Back in Alfa Romeo Giulietta Sprint coupe-land, more potential customers were queuing up even before the first orders were filled, a happy state of affairs that led Alfa to continually develop the Sprint. There was precious little wrong with it right from the beginning -- excepting, maybe, the column-shift linkage installed in early coupes -- but much potential lay in the basic design, especially for top performance.
Essentials were kept. The 1.3-liter light-alloy twincam inline four was a real jewel, a rev-happy little powerplant that was good for 60 horsepower even with a single Solex carburetor. The four-speed gearbox was equally good; both could take considerable hard use and remain reliable.
Front and rear suspension were conventional, though the coil-sprung live rear axle was unusually well-located, boasting both a trailing arm on each side and a central triangular locating link attached to the axle housing itself. The large drum brakes were more than adequate for the 1940-pound Giulietta.
First on the improvements list was an increase in performance. In the 1955 Mille Miglia, the Giuliettas were badly beaten by the 1300cc Porsches. This intolerable state of affairs led Alfa to develop the Veloce, available from 1956 onward in either Sprint coupe or Spider convertible form.
A pair of Weber carburetors and internal modifications raised power from the original 60 to more than 90 horsepower at a raucous 6,000 rpm. A floor-mounted gearshift was supplied as well, and the suspension was stiffened.
But most of the company's effort went into weight reduction: Plastic side windows and aluminum doors and hood were used, as were fasteners of reduced size throughout the car (meaning that nuts, bolts, and screws were not interchangeable between normal Giuliettas and Veloces).
These measures cut away some 250 pounds.
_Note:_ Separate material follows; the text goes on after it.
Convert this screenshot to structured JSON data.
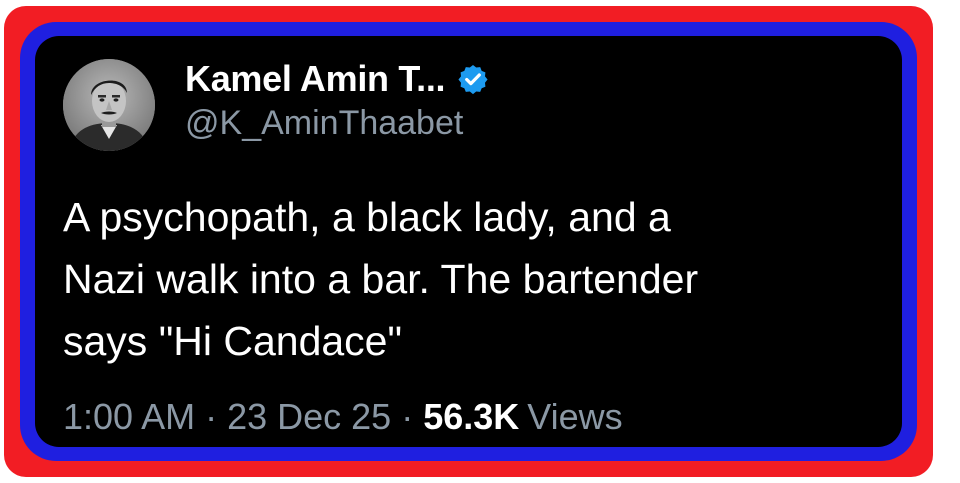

The result, according to one contemporary tester, was a car that could reach 60 mph from rest in 10 seconds and attain a maximum speed of slightly more than 110 mph. Not bad for a mere 78.7 cubic inches!
The standard car was no slug either. It would make the 0-60 sprint in less than 15 seconds and reach a 100-mph maximum, while delivering fuel economy in the 25-30 mpg range.
In time, horsepower would be increased again, first by retuning the engine, which brought output up to a claimed 80 horsepower for the standard Giulietta, then by installing a new, larger powerplant of near-identical design. This 1.6-liter (actually 1570cc) engine was rated at 92 horsepower in normal form and 112 horsepower in Veloce trim. It was joined to a five-speed gearbox that brought engine revs and interior noise levels down considerably.
So appreciated was the extra ratio by long-suffering owners that the factory introduced a five-speed conversion kit for the four-speed. Available from late 1962, the 1.6-liter engine/five-speed combination transformed the Giulietta into the Giulia.
In 1959, the Spider's wheelbase -- but not the Sprint coupe's -- was lengthened by two inches (from a very short 86.7) with consequent improvement to interior space. These dimensions also served the Giulia in its first years.
In 1964, toward the end of production, the 1.3-liter engine reappeared in Europe in a less-expensive coupe called the 1300 Sprint. However, this seeming rehash of the old Giulietta Sprint did include the front disc brakes that had been phased in for the Giulia.
Get a rundown of the various Giulietta and Giulia models on the next page.